The old bell curve no longer looks like a bell. It's lopsided now.
College grades are so inflated that A's make up 43 percent of all letter grades given at colleges and universities. Only 10 percent are D's and F's, according to a new study published in the Teachers College Record.
Researchers Stuart Rojstaczer and Christopher Healy found that the offenders are, for the most part, private colleges and universities. The study looked at more than 135 schools with enrollment of 1.5 million students. An abstract of the report did not provide data on specific schools, but public commuter universities like the University of Utah or Utah Valley University ranked the lowest, at 39 percent, while private, nonprofit universities like BYU averaged 48.2 percent.
Southern institutions in general, were less likely to hand out higher grades, as well as schools that focus on science and engineering.
The study covered 70 years of data and found the trend is not new; the percentage of A's given out has been slowly on the rise since the early 1960's, with a brief drop from about 1975 to 1985. The trend is at its peak right now, the study found.

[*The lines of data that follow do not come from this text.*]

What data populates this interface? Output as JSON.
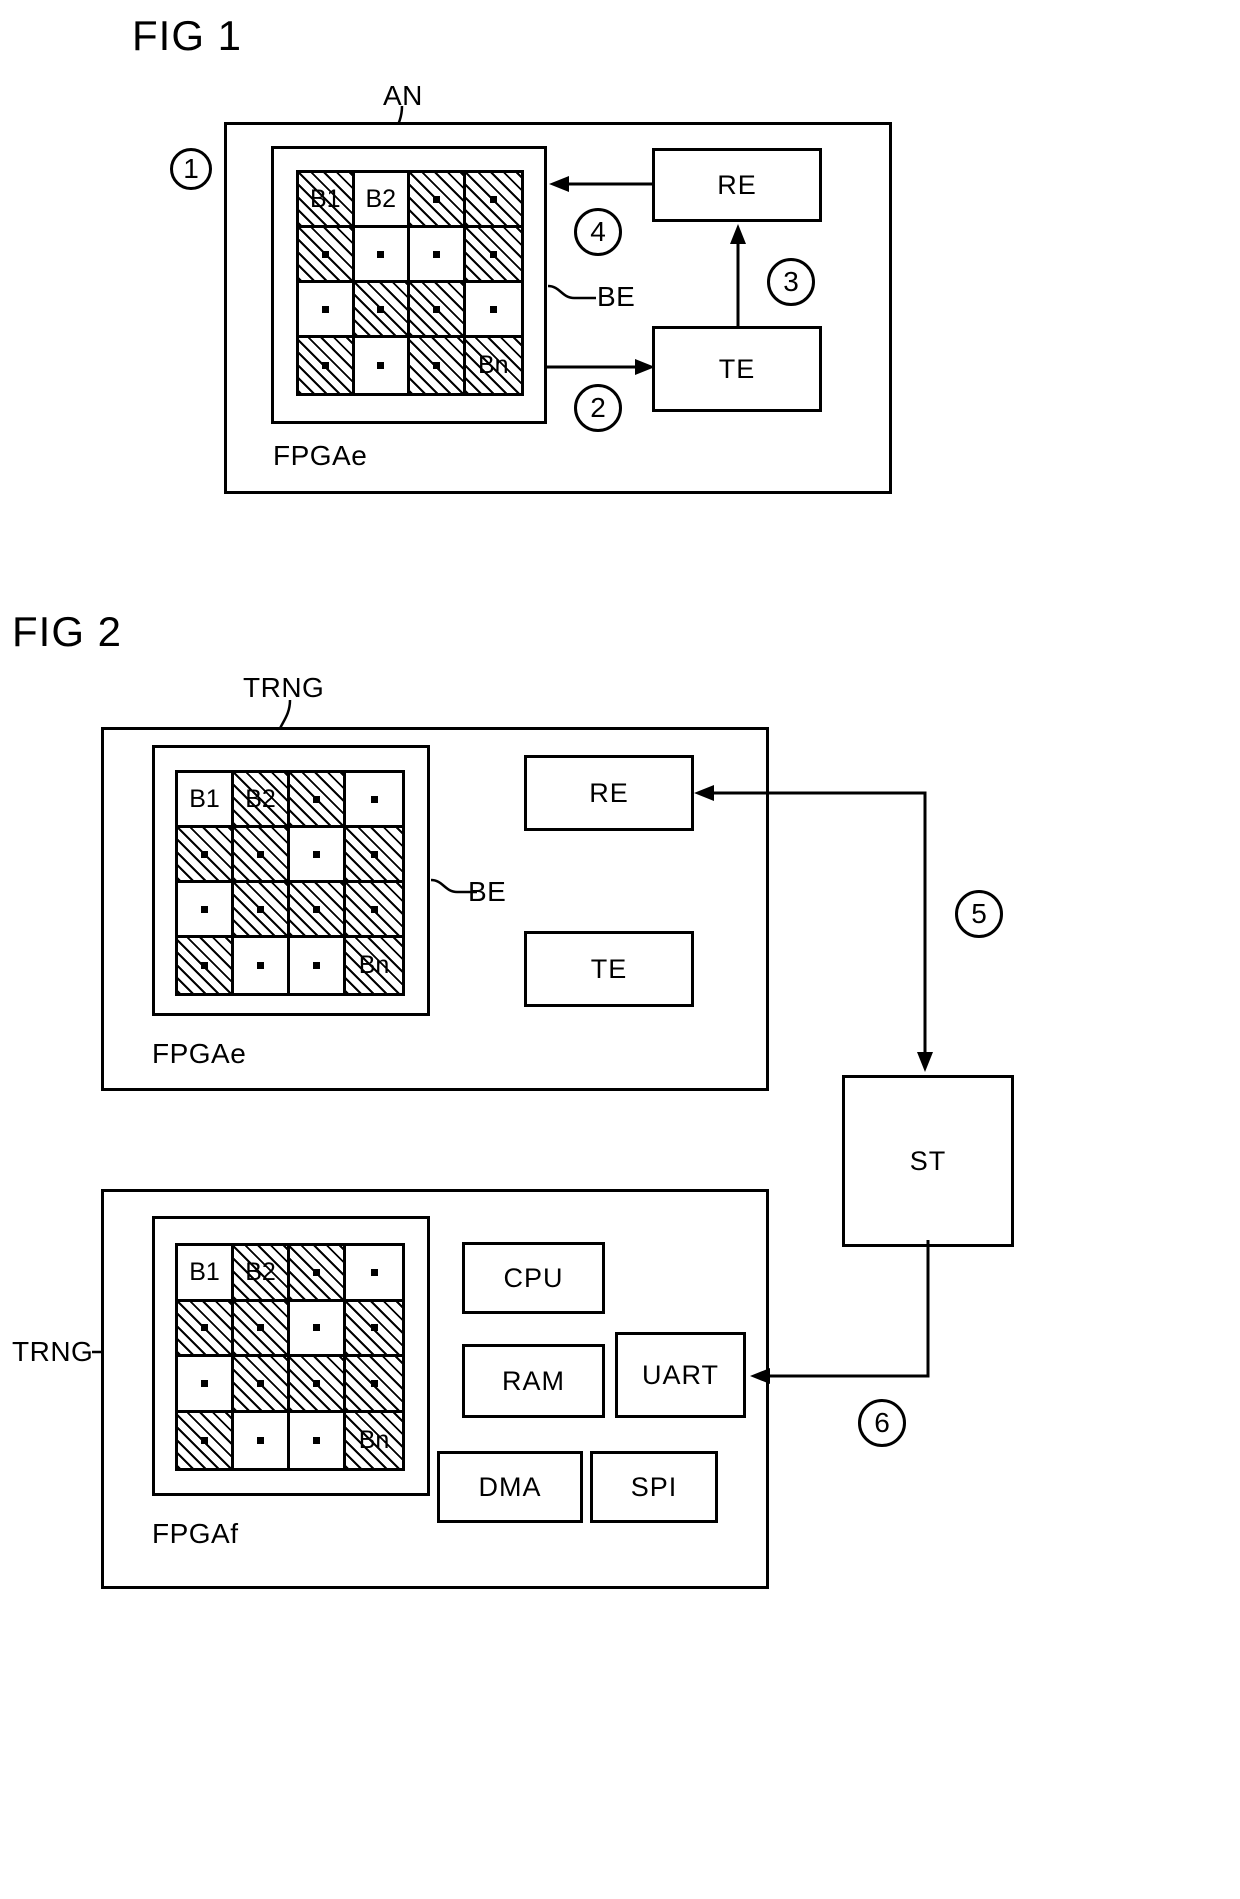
{
  "figures": {
    "fig1": {
      "title": "FIG 1",
      "chip_label": "FPGAe",
      "an_label": "AN",
      "be_label": "BE",
      "grid": {
        "b1": "B1",
        "b2": "B2",
        "bn": "Bn",
        "hatched": [
          [
            true,
            false,
            true,
            true
          ],
          [
            true,
            false,
            false,
            true
          ],
          [
            false,
            true,
            true,
            false
          ],
          [
            true,
            false,
            true,
            true
          ]
        ]
      },
      "blocks": {
        "re": "RE",
        "te": "TE"
      },
      "markers": {
        "one": "1",
        "two": "2",
        "three": "3",
        "four": "4"
      }
    },
    "fig2": {
      "title": "FIG 2",
      "trng_label_top": "TRNG",
      "trng_label_bottom": "TRNG",
      "be_label": "BE",
      "chip_label_top": "FPGAe",
      "chip_label_bottom": "FPGAf",
      "grid": {
        "b1": "B1",
        "b2": "B2",
        "bn": "Bn",
        "hatched": [
          [
            false,
            true,
            true,
            false
          ],
          [
            true,
            true,
            false,
            true
          ],
          [
            false,
            true,
            true,
            true
          ],
          [
            true,
            false,
            false,
            true
          ]
        ]
      },
      "blocks": {
        "re": "RE",
        "te": "TE",
        "st": "ST",
        "cpu": "CPU",
        "ram": "RAM",
        "uart": "UART",
        "dma": "DMA",
        "spi": "SPI"
      },
      "markers": {
        "five": "5",
        "six": "6"
      }
    }
  }
}
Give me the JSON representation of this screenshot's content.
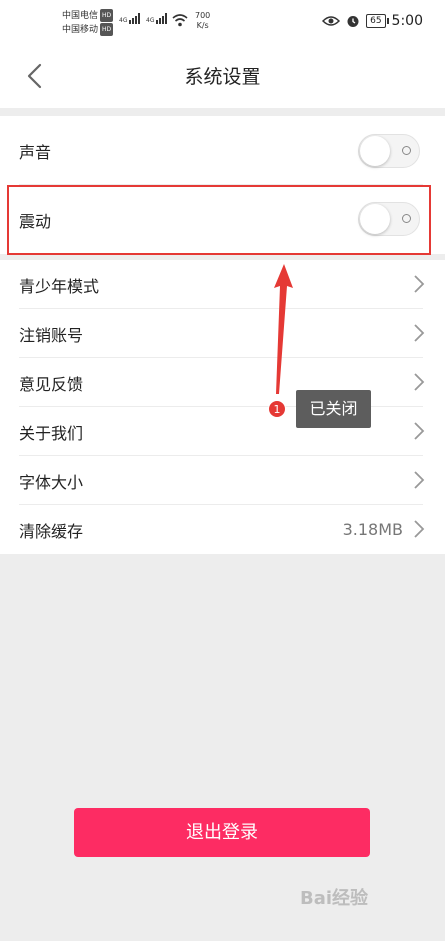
{
  "status_bar": {
    "carrier1": "中国电信",
    "carrier2": "中国移动",
    "hd": "HD",
    "net_type": "4G",
    "speed_value": "700",
    "speed_unit": "K/s",
    "battery": "65",
    "time": "5:00"
  },
  "header": {
    "title": "系统设置"
  },
  "toggles": [
    {
      "label": "声音",
      "on": false
    },
    {
      "label": "震动",
      "on": false
    }
  ],
  "menu": [
    {
      "label": "青少年模式"
    },
    {
      "label": "注销账号"
    },
    {
      "label": "意见反馈"
    },
    {
      "label": "关于我们"
    },
    {
      "label": "字体大小"
    },
    {
      "label": "清除缓存",
      "value": "3.18MB"
    }
  ],
  "annotation": {
    "badge": "1",
    "text": "已关闭",
    "color": "#e53935"
  },
  "logout_label": "退出登录",
  "colors": {
    "accent": "#fd2c63",
    "highlight": "#e53935"
  },
  "watermark": "Bai经验"
}
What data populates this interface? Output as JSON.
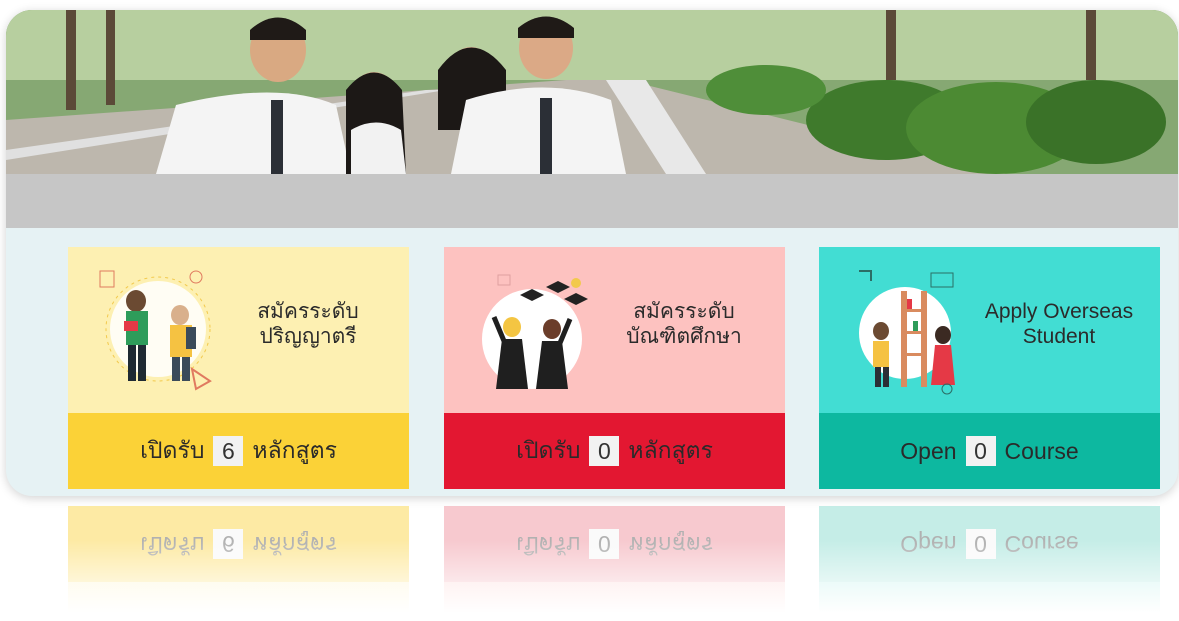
{
  "colors": {
    "undergrad_top": "#fdf0b2",
    "undergrad_bottom": "#fbd237",
    "graduate_top": "#fdc2c0",
    "graduate_bottom": "#e31731",
    "overseas_top": "#42ddd3",
    "overseas_bottom": "#0db8a0"
  },
  "hero": {
    "image": "students-hero-photo"
  },
  "cards": [
    {
      "title_line1": "สมัครระดับ",
      "title_line2": "ปริญญาตรี",
      "prefix": "เปิดรับ",
      "count": "6",
      "suffix": "หลักสูตร",
      "icon": "students-books-illustration"
    },
    {
      "title_line1": "สมัครระดับ",
      "title_line2": "บัณฑิตศึกษา",
      "prefix": "เปิดรับ",
      "count": "0",
      "suffix": "หลักสูตร",
      "icon": "graduates-caps-illustration"
    },
    {
      "title_line1": "Apply Overseas",
      "title_line2": "Student",
      "prefix": "Open",
      "count": "0",
      "suffix": "Course",
      "icon": "overseas-library-illustration"
    }
  ]
}
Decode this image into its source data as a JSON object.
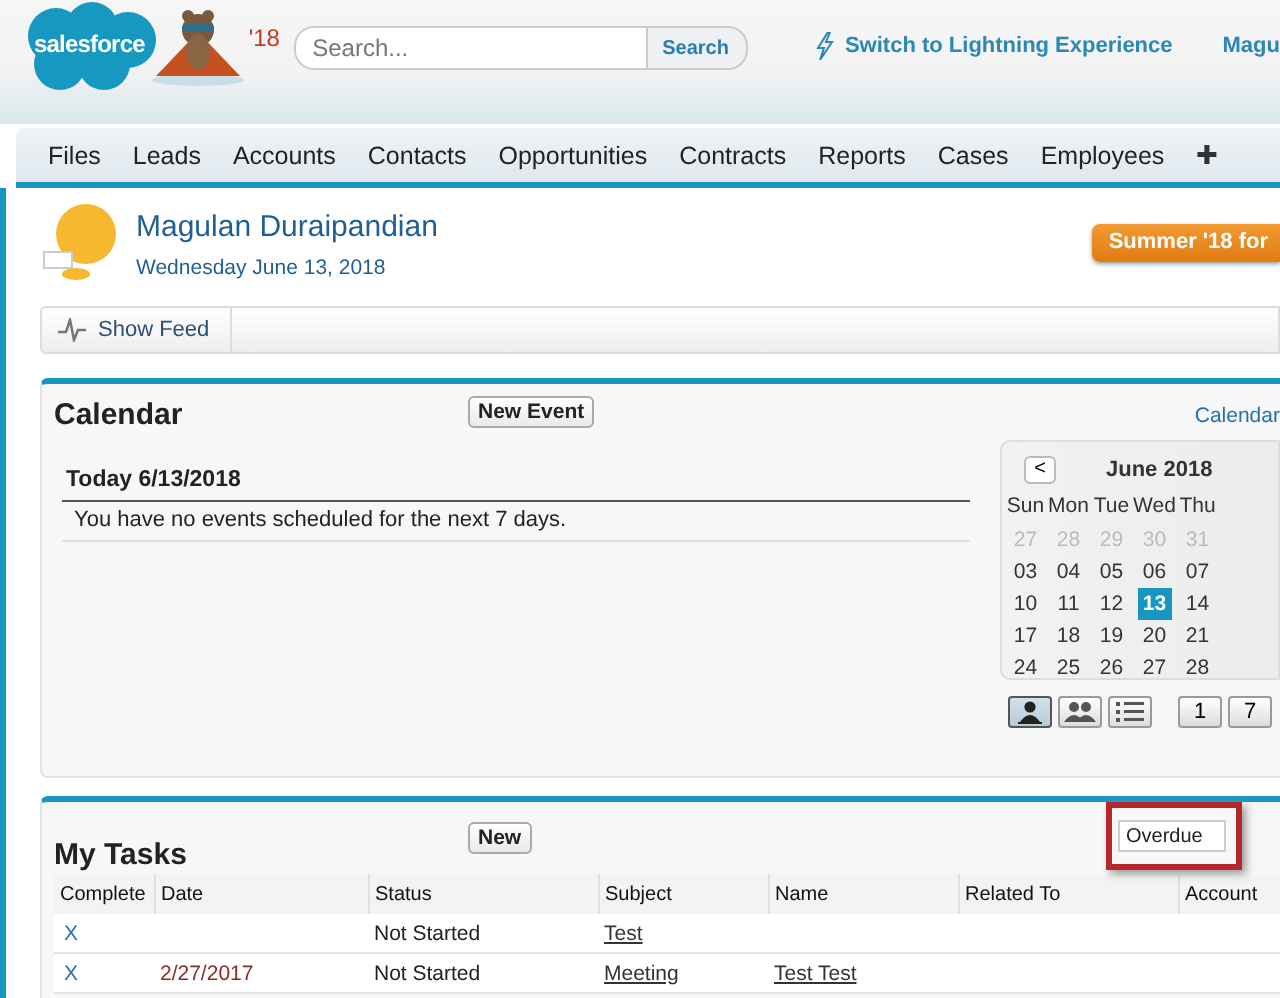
{
  "header": {
    "logo": "salesforce",
    "mascot_year": "'18",
    "search": {
      "placeholder": "Search...",
      "button": "Search"
    },
    "lightning_link": "Switch to Lightning Experience",
    "user_link": "Magu"
  },
  "nav": {
    "items": [
      "Files",
      "Leads",
      "Accounts",
      "Contacts",
      "Opportunities",
      "Contracts",
      "Reports",
      "Cases",
      "Employees"
    ],
    "more": "✚"
  },
  "profile": {
    "name": "Magulan Duraipandian",
    "date": "Wednesday June 13, 2018",
    "promo_button": "Summer '18 for"
  },
  "feed_button": "Show Feed",
  "calendar": {
    "title": "Calendar",
    "new_button": "New Event",
    "link": "Calendar",
    "today_heading": "Today 6/13/2018",
    "message": "You have no events scheduled for the next 7 days.",
    "mini": {
      "prev": "<",
      "month": "June 2018",
      "weekdays": [
        "Sun",
        "Mon",
        "Tue",
        "Wed",
        "Thu"
      ],
      "weeks": [
        [
          {
            "day": "27",
            "muted": true,
            "selected": false
          },
          {
            "day": "28",
            "muted": true,
            "selected": false
          },
          {
            "day": "29",
            "muted": true,
            "selected": false
          },
          {
            "day": "30",
            "muted": true,
            "selected": false
          },
          {
            "day": "31",
            "muted": true,
            "selected": false
          }
        ],
        [
          {
            "day": "03",
            "muted": false,
            "selected": false
          },
          {
            "day": "04",
            "muted": false,
            "selected": false
          },
          {
            "day": "05",
            "muted": false,
            "selected": false
          },
          {
            "day": "06",
            "muted": false,
            "selected": false
          },
          {
            "day": "07",
            "muted": false,
            "selected": false
          }
        ],
        [
          {
            "day": "10",
            "muted": false,
            "selected": false
          },
          {
            "day": "11",
            "muted": false,
            "selected": false
          },
          {
            "day": "12",
            "muted": false,
            "selected": false
          },
          {
            "day": "13",
            "muted": false,
            "selected": true
          },
          {
            "day": "14",
            "muted": false,
            "selected": false
          }
        ],
        [
          {
            "day": "17",
            "muted": false,
            "selected": false
          },
          {
            "day": "18",
            "muted": false,
            "selected": false
          },
          {
            "day": "19",
            "muted": false,
            "selected": false
          },
          {
            "day": "20",
            "muted": false,
            "selected": false
          },
          {
            "day": "21",
            "muted": false,
            "selected": false
          }
        ],
        [
          {
            "day": "24",
            "muted": false,
            "selected": false
          },
          {
            "day": "25",
            "muted": false,
            "selected": false
          },
          {
            "day": "26",
            "muted": false,
            "selected": false
          },
          {
            "day": "27",
            "muted": false,
            "selected": false
          },
          {
            "day": "28",
            "muted": false,
            "selected": false
          }
        ]
      ]
    },
    "views": [
      {
        "kind": "person",
        "selected": true
      },
      {
        "kind": "people",
        "selected": false
      },
      {
        "kind": "list",
        "selected": false
      }
    ],
    "ranges": [
      "1",
      "7"
    ]
  },
  "tasks": {
    "title": "My Tasks",
    "new_button": "New",
    "filter": "Overdue",
    "columns": [
      "Complete",
      "Date",
      "Status",
      "Subject",
      "Name",
      "Related To",
      "Account"
    ],
    "rows": [
      {
        "complete": "X",
        "status": "Not Started",
        "subject": "Test"
      },
      {
        "complete": "X",
        "date": "2/27/2017",
        "status": "Not Started",
        "subject": "Meeting",
        "name": "Test Test"
      }
    ]
  }
}
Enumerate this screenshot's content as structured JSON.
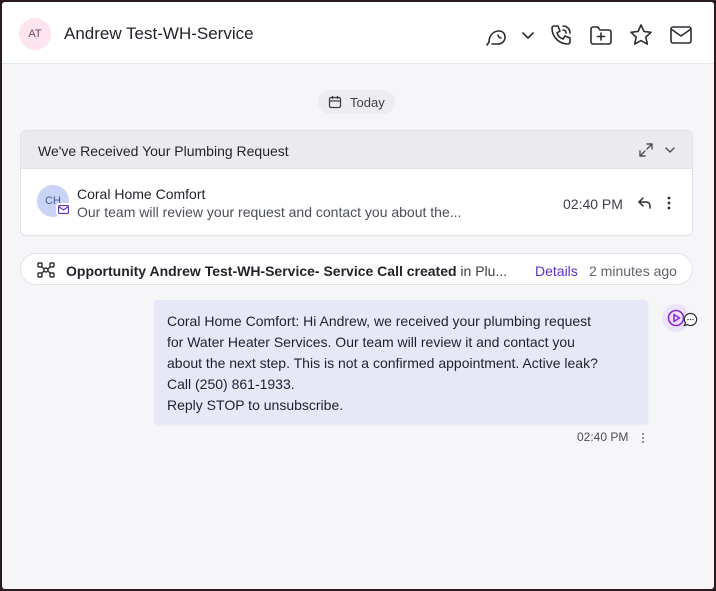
{
  "header": {
    "avatar_initials": "AT",
    "contact_name": "Andrew Test-WH-Service"
  },
  "date_separator": "Today",
  "email": {
    "subject": "We've Received Your Plumbing Request",
    "sender_initials": "CH",
    "sender_name": "Coral Home Comfort",
    "preview": "Our team will review your request and contact you about the...",
    "time": "02:40 PM"
  },
  "activity": {
    "text": "Opportunity Andrew Test-WH-Service- Service Call created",
    "suffix": " in Plu...",
    "details_label": "Details",
    "time_ago": "2 minutes ago"
  },
  "message": {
    "lines": [
      "Coral Home Comfort: Hi Andrew, we received your plumbing request",
      "for Water Heater Services. Our team will review it and contact you",
      "about the next step. This is not a confirmed appointment. Active leak?",
      "Call (250) 861-1933.",
      "Reply STOP to unsubscribe."
    ],
    "time": "02:40 PM"
  },
  "colors": {
    "accent": "#5b2fc9",
    "bubble": "#e6e7f7",
    "avatar_bg": "#fde4ef"
  }
}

"America's institutions of higher learning gradually created a fiction that excellence was common and that failure was virtually nonexistent," they write. "The evolution of grading has made it difficult to distinguish between excellent and good performance."
Why the inflation
The study suggests that it is not due to student effort. Students are not studying more or working harder, in general. In fact, students are studying less than students in the past, according to a 2010 study by the National Bureau of Economic Research. Instead, they are sleeping and drinking more, another study found.
The inflation may be, in part, due to what the researchers call a "consumer-based" approach to teaching, affected by student reviews of instructorsor handed out at the end of each term by many schools. These ratings are then kept in an instructor's portfolio and reviewed for tenure, acting as incentive to give higher grades.
The possible harm
In the Self and Identity journal, Jean Twenge found in her study that 60 percent of college students feel that their intellectual ability is "above average," which the authors credited to grade inflation, not academic or intellectual advancement.
"When college students perceive that the average grade in a class will be an A, they do not try to excel," wrote Roistaczer and Healy. "It is likely that the decline in student study hours, student engagement and literacy are partly the result of diminished academic expectations."
Forbes placed grade inflation on a list of reasons why young Americans are losing jobs.
"Too many Americans have the wrong education and skills for today's job," wrote Forbes' John Mariotti. "The younger ones have irrelevant skills — nurtured by coddling, grade inflation and political correctness which eliminated chances of 'failure' at much of anything. Most of them don't realize that a job requires showing up for work every day, on time, and actually working."
Rojstaczer and Healy are pessimistic that without institutional grading oversight, "meaningful grades will not return to the American academy."